Delving deeper into the issue it is of definite conjuncture to see if excessive nationalism is a serious threat to globalization or if it is a mere point of exaggeration. Ford Motors recently announced its plan to withdraw its investment it had pledged earlier to Mexico and schemed of channeling a similar sum in building new plants in the United States reflecting Trump’s protectionist in getting companies back into his country, so as to create jobs and increase the economic conditions of the people, eventually acting as a backlog in the process of globalization. But, the contrast can be observed in India, where Modi has constantly been inviting MNCs to invest in India under his ambitious ‘Make In India’ project, which has improved the investment in mobile products and the overall FDI inflow, thus predicting the possibility of globalization in parallel to nationalism. The United States, which has at its disposal the largest number of MNCs in the world has been constantly providing India with a huge chunk of FDI inflow for its economic benefits, questions the correspondence of wealth of a nation-state and the principal ideologies of nationalism and globalization. 

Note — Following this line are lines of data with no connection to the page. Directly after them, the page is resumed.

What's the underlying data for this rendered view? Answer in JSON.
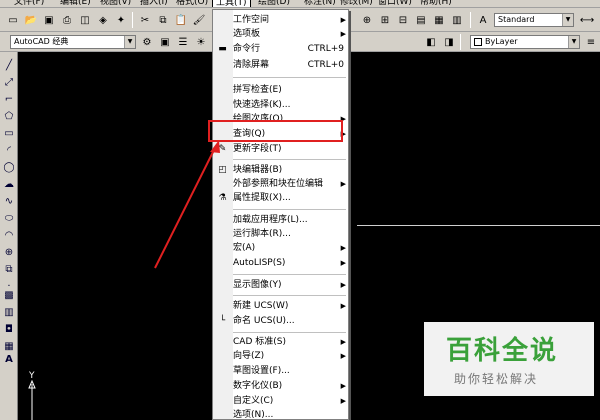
{
  "menubar": {
    "items": [
      "文件(F)",
      "编辑(E)",
      "视图(V)",
      "插入(I)",
      "格式(O)",
      "工具(T)",
      "绘图(D)",
      "标注(N)",
      "修改(M)",
      "窗口(W)",
      "帮助(H)"
    ]
  },
  "toolbar": {
    "text_style": "Standard",
    "workspace": "AutoCAD 经典",
    "layer": "ByLayer"
  },
  "tools_menu": {
    "items": [
      {
        "label": "工作空间",
        "submenu": true
      },
      {
        "label": "选项板",
        "submenu": true
      },
      {
        "label": "命令行",
        "shortcut": "CTRL+9",
        "icon": "command-line-icon"
      },
      {
        "label": "清除屏幕",
        "shortcut": "CTRL+0"
      },
      {
        "label": "拼写检查(E)"
      },
      {
        "label": "快速选择(K)..."
      },
      {
        "label": "绘图次序(O)",
        "submenu": true
      },
      {
        "label": "查询(Q)",
        "submenu": true
      },
      {
        "label": "更新字段(T)",
        "icon": "update-field-icon"
      },
      {
        "label": "块编辑器(B)",
        "icon": "block-editor-icon"
      },
      {
        "label": "外部参照和块在位编辑",
        "submenu": true
      },
      {
        "label": "属性提取(X)...",
        "icon": "attribute-extract-icon"
      },
      {
        "label": "加载应用程序(L)..."
      },
      {
        "label": "运行脚本(R)..."
      },
      {
        "label": "宏(A)",
        "submenu": true
      },
      {
        "label": "AutoLISP(S)",
        "submenu": true
      },
      {
        "label": "显示图像(Y)",
        "submenu": true
      },
      {
        "label": "新建 UCS(W)",
        "submenu": true
      },
      {
        "label": "命名 UCS(U)...",
        "icon": "named-ucs-icon"
      },
      {
        "label": "CAD 标准(S)",
        "submenu": true
      },
      {
        "label": "向导(Z)",
        "submenu": true
      },
      {
        "label": "草图设置(F)..."
      },
      {
        "label": "数字化仪(B)",
        "submenu": true
      },
      {
        "label": "自定义(C)",
        "submenu": true
      },
      {
        "label": "选项(N)..."
      }
    ]
  },
  "ucs_icon": {
    "y_label": "Y"
  },
  "watermark": {
    "title": "百科全说",
    "subtitle": "助你轻松解决"
  },
  "colors": {
    "highlight_box": "#e02020",
    "watermark_green": "#3aa13a"
  }
}
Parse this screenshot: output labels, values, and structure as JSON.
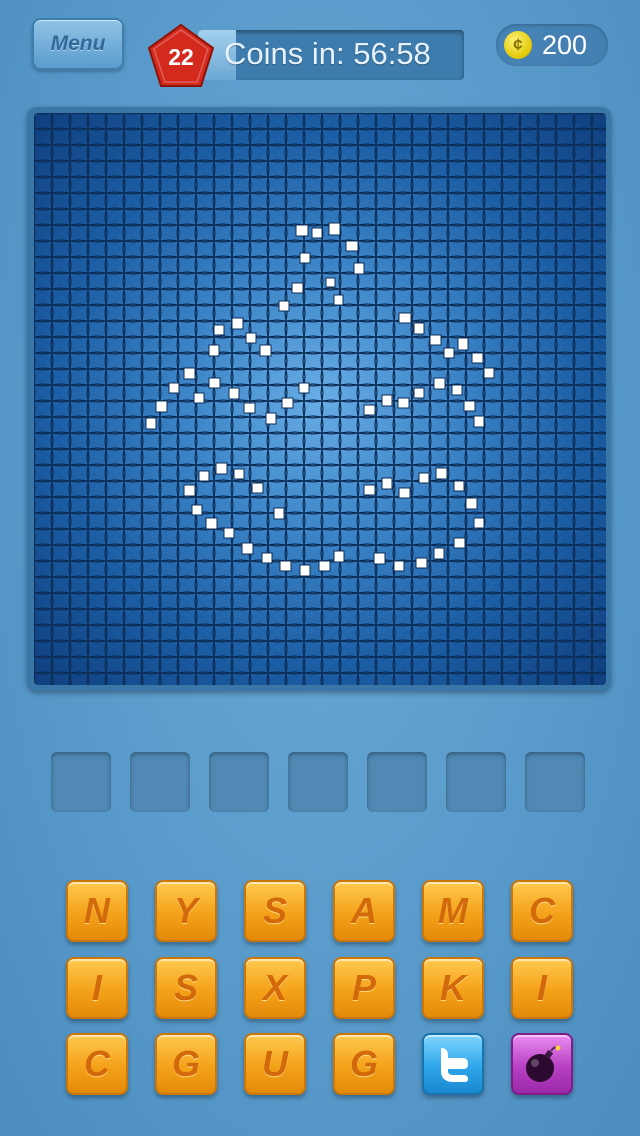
{
  "header": {
    "menu_label": "Menu",
    "level": "22",
    "timer_text": "Coins in: 56:58",
    "coin_count": "200",
    "coin_symbol": "¢"
  },
  "puzzle": {
    "icon": "tractor-mosaic-image"
  },
  "answer_slots": 7,
  "letters": {
    "row1": [
      "N",
      "Y",
      "S",
      "A",
      "M",
      "C"
    ],
    "row2": [
      "I",
      "S",
      "X",
      "P",
      "K",
      "I"
    ],
    "row3": [
      "C",
      "G",
      "U",
      "G"
    ]
  },
  "powerups": {
    "share_icon": "twitter-icon",
    "remove_icon": "bomb-icon"
  },
  "colors": {
    "tile": "#f4a21a",
    "tile_text": "#d2690b",
    "level_badge": "#d42a1e",
    "background": "#5a9dcc"
  }
}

Companies and corporations succumb to profits, forcing them to use the poorer countries to the fullest for cheap labor and easy capital in semblance with globalization. Nationalism differs with its declivity from wealthy nations to less wealthy nations, for instance, nationalism in India involves upholding the values of the Indian society and providing the poor with enough resources, but in the USA, nationalism envisages the idea of making its citizens richer through increased profits and better functioning, in consanguinity to leaders like Trump, who have been trying hard in attracting these companies to invest in the USA will have serious implications on globalization. that with growing nationalism, richer countries will prevent its companies from investing in developing nations, thus pushing developing nations into a vicious trap of poverty and disillusioned growth. Excessive nationalism cannot have a positive jolt on the process of globalization, hence limiting the prospects of inclusive economic development of countries.  It is for us to limit the levels of nationalism within and view the world as one large living entity existent for the good of all and providing a platform for the egalitarian development of its denizens.